 As part of our recognition of the 100 anniversary of the outbreak of the First World War the Goldsmith Players have revived ‘The Shadow of the Valley’ by CH Hawkins.   Set in a trench in France in April 1916 two soldiers sit, wrapped in blankets discussing their deprivations during a lull in the fighting.   They talk about home and are surprised to find themselves in parallel situations.   They feel the same horrors and futility of the war; both have a young family, they were even born only one day apart and share similar hopes and dreams for the future.   The ‘voices from home’ projected in the background feature the wife of one of the soldiers telling her mother-in-law of the frustrations of managing on her own with a baby in wartime and she reads out an emotional letter she has written to her husband.

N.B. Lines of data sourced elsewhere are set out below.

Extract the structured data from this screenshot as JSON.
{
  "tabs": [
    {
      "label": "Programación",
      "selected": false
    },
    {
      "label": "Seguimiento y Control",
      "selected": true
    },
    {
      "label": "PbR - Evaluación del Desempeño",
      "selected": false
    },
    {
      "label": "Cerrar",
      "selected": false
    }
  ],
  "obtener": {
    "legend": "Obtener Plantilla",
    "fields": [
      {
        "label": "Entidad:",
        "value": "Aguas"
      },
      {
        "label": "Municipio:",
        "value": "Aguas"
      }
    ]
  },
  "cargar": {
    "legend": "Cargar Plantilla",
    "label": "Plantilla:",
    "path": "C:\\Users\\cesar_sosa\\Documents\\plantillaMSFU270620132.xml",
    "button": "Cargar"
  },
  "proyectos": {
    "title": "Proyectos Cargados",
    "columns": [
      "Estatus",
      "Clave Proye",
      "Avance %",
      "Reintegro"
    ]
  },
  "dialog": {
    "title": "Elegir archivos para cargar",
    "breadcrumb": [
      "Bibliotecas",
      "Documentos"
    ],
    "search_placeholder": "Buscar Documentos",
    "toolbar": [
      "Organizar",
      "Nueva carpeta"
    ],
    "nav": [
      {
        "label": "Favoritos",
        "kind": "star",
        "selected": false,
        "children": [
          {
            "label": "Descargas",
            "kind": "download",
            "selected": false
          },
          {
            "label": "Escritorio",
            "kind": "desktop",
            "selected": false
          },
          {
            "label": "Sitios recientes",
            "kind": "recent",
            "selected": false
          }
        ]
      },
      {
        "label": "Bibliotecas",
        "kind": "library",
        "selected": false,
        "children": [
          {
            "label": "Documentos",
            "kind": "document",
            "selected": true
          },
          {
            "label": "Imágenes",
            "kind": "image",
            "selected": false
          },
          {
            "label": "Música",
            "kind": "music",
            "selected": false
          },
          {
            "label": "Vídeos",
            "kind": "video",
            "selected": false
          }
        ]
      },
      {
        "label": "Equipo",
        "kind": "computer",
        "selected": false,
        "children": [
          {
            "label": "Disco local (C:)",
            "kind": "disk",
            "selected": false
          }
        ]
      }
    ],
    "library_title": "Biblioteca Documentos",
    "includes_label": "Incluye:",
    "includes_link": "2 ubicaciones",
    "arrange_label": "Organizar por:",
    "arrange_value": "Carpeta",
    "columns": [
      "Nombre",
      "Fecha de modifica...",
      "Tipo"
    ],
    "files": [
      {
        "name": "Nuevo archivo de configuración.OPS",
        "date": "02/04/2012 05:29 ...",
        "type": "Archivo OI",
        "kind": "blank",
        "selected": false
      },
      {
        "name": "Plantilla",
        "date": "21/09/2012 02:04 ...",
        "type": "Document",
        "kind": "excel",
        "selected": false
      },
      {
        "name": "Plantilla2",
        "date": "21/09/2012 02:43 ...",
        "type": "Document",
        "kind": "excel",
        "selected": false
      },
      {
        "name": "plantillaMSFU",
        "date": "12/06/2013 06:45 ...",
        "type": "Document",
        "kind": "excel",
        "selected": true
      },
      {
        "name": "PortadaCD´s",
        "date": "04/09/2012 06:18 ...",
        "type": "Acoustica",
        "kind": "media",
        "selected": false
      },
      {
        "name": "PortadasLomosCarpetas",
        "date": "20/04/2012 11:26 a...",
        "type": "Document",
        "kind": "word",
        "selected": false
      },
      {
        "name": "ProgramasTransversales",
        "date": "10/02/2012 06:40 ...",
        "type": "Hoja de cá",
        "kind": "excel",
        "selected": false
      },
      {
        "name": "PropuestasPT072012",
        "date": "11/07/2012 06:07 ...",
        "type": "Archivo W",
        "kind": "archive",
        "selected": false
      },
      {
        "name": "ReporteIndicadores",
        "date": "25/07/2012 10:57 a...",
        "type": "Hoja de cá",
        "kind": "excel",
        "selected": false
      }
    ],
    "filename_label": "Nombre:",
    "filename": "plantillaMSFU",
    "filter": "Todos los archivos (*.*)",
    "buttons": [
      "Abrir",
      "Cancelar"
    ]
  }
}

 During preparations for the next attack, there are reports that soldiers have seen an angel in the sky and interpret it as a good sign although the officers are not convinced.   Before ‘the action’ recommences the Padre offers comfort and strength to the combatants.   The Sergeant blows his whistle and, the soldiers stand up.   They discard the blankets, put on their helmets, pick up their rifles and prepare to fight – to reveal the British soldier and the German soldier facing each other!

 The Dear Departed by Stanley Houghton takes place in Amelia Slater’s parlour.  That morning she found her elderly father, Abel Merryweather, dead in bed.  Although distressed and proudly wearing mourning attire, she wanted to claim some of his valuable possessions for herself before her sister Elizabeth and brother-in-law Ben arrived.   She enlisted the help of her son Victor to collect Grandad’s clock for the mantelpiece and amongst other things she brought his dressing mirror downstairs, placing it on a table remarking that it looked as though it had been there for years.   Husband Henry has reluctantly accepted his father-in-laws slippers.   When Amelia’s sister and husband arrive in deep mourning clothes there is a tension between them over the suitability of each other’s dress.   Elizabeth then notices the clock and the mirror, and is loudly accusing her sister of taking things that were rightly hers, when the door opens and in comes Abel Merryweather enquiring what on earth was going on!   The sisters try to explain but Abel could see only too well what had happened whilst he was in a very deep sleep and announced that he was leaving them all and going to marry the landlady at the local pub!

 All the players gave excellent performances and the stage sets were constructed with care and great attention to detail.   Many thanks to everyone involved on stage and behind the scenes, in creating these superb productions.   Thank you all for two very enjoyable evenings of entertainment.